Advisable Advice Regulations
Some of us think that one of the bigger problems out there is the extent to which what may be some of the most important investment assets out there, retirement assets, are managed by participants and beneficiaries who are uneducated as to investment matters and who, as a practical matter, do not have access to professional investment advice. We are no longer in a defined-benefit world with specified benefits, or even in a defined-contribution world where accounts are managed by professionals. We are, for better or for worse, in the "401(k)"/participant-directed world.
Against this backdrop, the DOL has now reproposed the investment-advice regulations under the fee-leveling and computer-model exemptions added by the PPA. The reproposal drops the previously adopted (and withdrawn) fee-leveling class exemption that, with the imposition of additional conditions, would have gone beyond the statutory exemption.
The history here, with a focus on the fee-leveling exemption, is that (i) after much consideration, the PPA added the exemption, (ii) the DOL came out with an FAB carefully considering, among other things, the precise scope of the parties covered by the basic leveling requirement, (iii) regulations were proposed which would have implemented the fee-leveling exemption consistently with the FAB, together with a proposed class exemption that, with additional conditions, would have gone beyond the FAB, (iv) at the time of the change in presidential administrations, the regulations were finalized, with the proposed class exemption being folded in as a separate provision of the final regulations, and (v) with a fair amount of - ahem - color, there was adverse Congressional reaction to the final regulations, see prior post, resulting in hearings and ultimately the withdrawal of the final regulations, see prior post. There is even proposed legislation that would essentially require that advice be all-but-entirely provided by outsiders, and that is devoid of any attempt to craft safeguards or otherwise strike a balance that would allow some of the largest and most capable financial institutions in the world to provide the advice, often without additional charge.
It now turns out that the DOL's prior careful and balanced work on the statutory exemption was essentially preserved in full.* So what this all was about, in the end, was the withdrawal of the additional class exemption? Really?!** Indeed, Rep. George Miller, who spearheaded much of the resistance to the final regulations and unleashed much of the colorful rhetoric, has now expressed his satisfaction with the current proposed rule, saying that it would help provide investment advice that is best for an individual's retirement, “not the investment adviser's commission." (BNA Pension & Benefits Daily (3/1/10).) Um, . . . OK.

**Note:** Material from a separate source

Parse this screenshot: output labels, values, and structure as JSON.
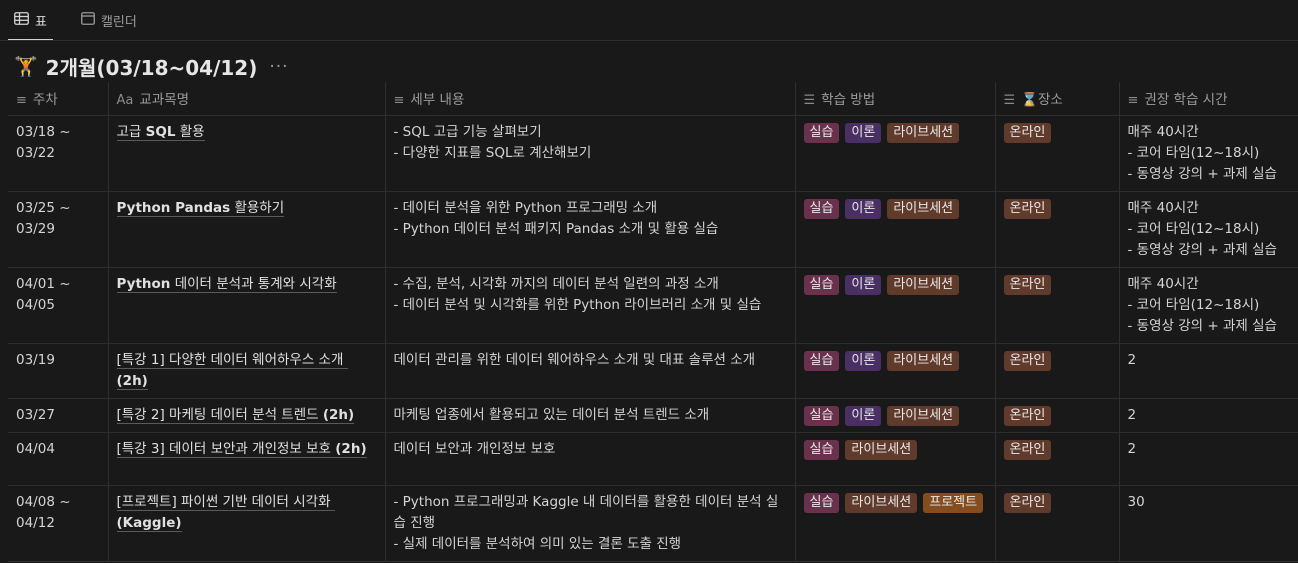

I would have thought there was a less circuitous and less electrified route to the adoption of the base regulations along with the withdrawal of the supplemental class exemption. Regardless, if the result is that we get implementation of what is arguably an extremely critical tool in furtherance of the provision of needed advice to a wide range of participants and beneficiaries that do not presently have access to this advice, then so be it. I don't mean to minimize the importance that some placed on the adoption of the supplemental class exemption, but, particularly given the politics and rhetoric surrounding the situation, it may be quite fortunate that at least the basic statutory exemption has, so far, been respected and preserved. It's been an interesting process and quite a ride, but maybe, just maybe, the result will be that large regulated financial institutions, if they're willing to abide by the conditions in the statute as implemented by the regulations, can find a way to get much-needed advice out to 401(k) participants and beneficiaries.
* The DOL did add the following clarification: "[E]ven though an affiliate of a fiduciary adviser may receive fees that vary depending on investment options selected, any provision of financial or economic incentives by an affiliate (or any other party) to a fiduciary adviser or any individual employed by such fiduciary adviser (e.g., an employee providing advice on its behalf or an individual responsible for supervising such an employee) to favor certain investments would be impermissible."
** . . . with apologies to Mr. Meyers and Ms. Poehler of Saturday Night Live.